The other day I talked to an incredibly nice person. She is a teacher for children with special needs and was telling me about how her university education was applicable to lots of different target groups. That reminded me of the blog article I was about to write - about how the focus of the intervention work of agile coaches should be on the what to do and not too much on what exactly the problem is. I tried to summarize how sometimes it’s not important to understand the problem deeply in order to solve it. I danced around it endlessly as to why and like in an attempt to free me, she said: „Yes, it’s being solution-oriented.“

Silence. I completely agreed. And to make this more complicated again: it is about not being problem-oriented, but solution-oriented, which, on a more human level, would translate to understanding the needs more than the problem itself. And, in turn, detect solutions that can start fulfilling that need.
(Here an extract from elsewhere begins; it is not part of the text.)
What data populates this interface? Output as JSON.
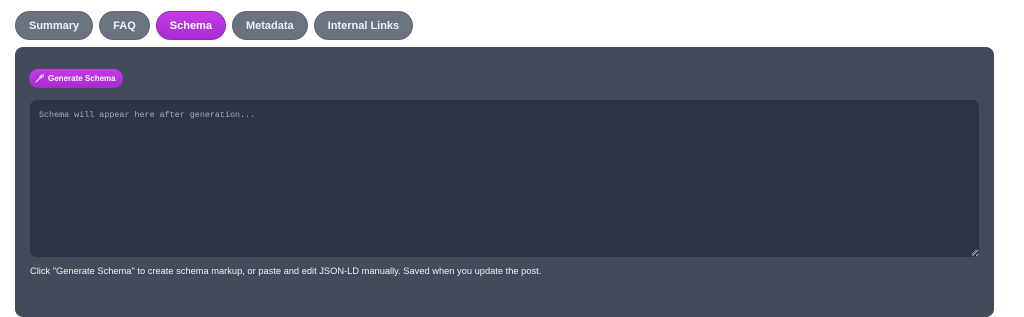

On the example of a child with special needs: I am sure the child would appreciate starting to work on small solutions instead of digging into where it is limited and why over and over again (which it most likely has for quite a bit of its lifetime).

Why does this principle of understanding the need over the problem apply in an extraordinary way in an organizational environment aka the business world?

Well, in an organization, by definition, there will be a myriad of perspectives. Asking a question about a certain issue to multiple people will most likely present you with as many perspectives as people you asked. As agile coaches and consultants, we try to remain as neutral as possible, which would mean not taking a side, and also not buying into one vs. the other perspective.

If we now ask about a problem, in order to understand how we could intervene, we’re faced with this multitude of perspectives and aspects of the issue at hand. While that may open the door to understanding, it will not directly open the door to action. Asking about what is needed however might be a first enablement, if to nothing else, then at least towards going this road towards the what without us the next time around.

Why should we not dig into the problem endlessly?

Reason A) Once we have gotten hold of the problem to solve, it might have persisted for quite a while already. Frustration might be high. And while hearing frustration can help relieve it, it is not news and will not lead us toward the future. We cannot change what has come before us. What we should therefore focus on, is obviously the future. Which is need fulfillment for as many stakeholders of said problem as possible.

Reason B) Well, problems change. Like particles, the minute we start observing them, they are most likely moving. Because most of the time, asking questions and thus initiating a thought process, most humans will by themselves begin small behavioral changes. If we do not factor behavioral changes into our intervention plans, people that are already doing something might feel unheard, unseen, and most likely unappreciated for making an effort. Which is not in our or anybody’s interest.

And Reason C) Additionally, let’s keep following the agile principle of working product over documentation. Of course, it is lovely to have fully documented (with additional drawings) what the problem is, it might be more helpful though to have a working solution or even the start of it.

And how do we get there?

My personal opinion is that behind every problem statement, there is a need. The same way, in Design Thinking, we formulate a challenge in order to then turn to the user and dig into what their needs might be - and out of those needs, move towards a brainstorming, and finally, prototypical solution.

Asking non-violent communication, there is a very limited list of basic needs. As a first step, this list might be consulted as a helping hand and identifier, in order to then specify e.g. the need for connection as to connection with who, in what form and frequency, and to what extent.

The magic of agile coaches is hearing or crystallizing those needs and then confirming them with the parties involved in order to develop formats that can condense needs into aligned action.

So, to end with a quotable answer: all we need to know about problems is the unfulfilled need they have emerged to give a voice to.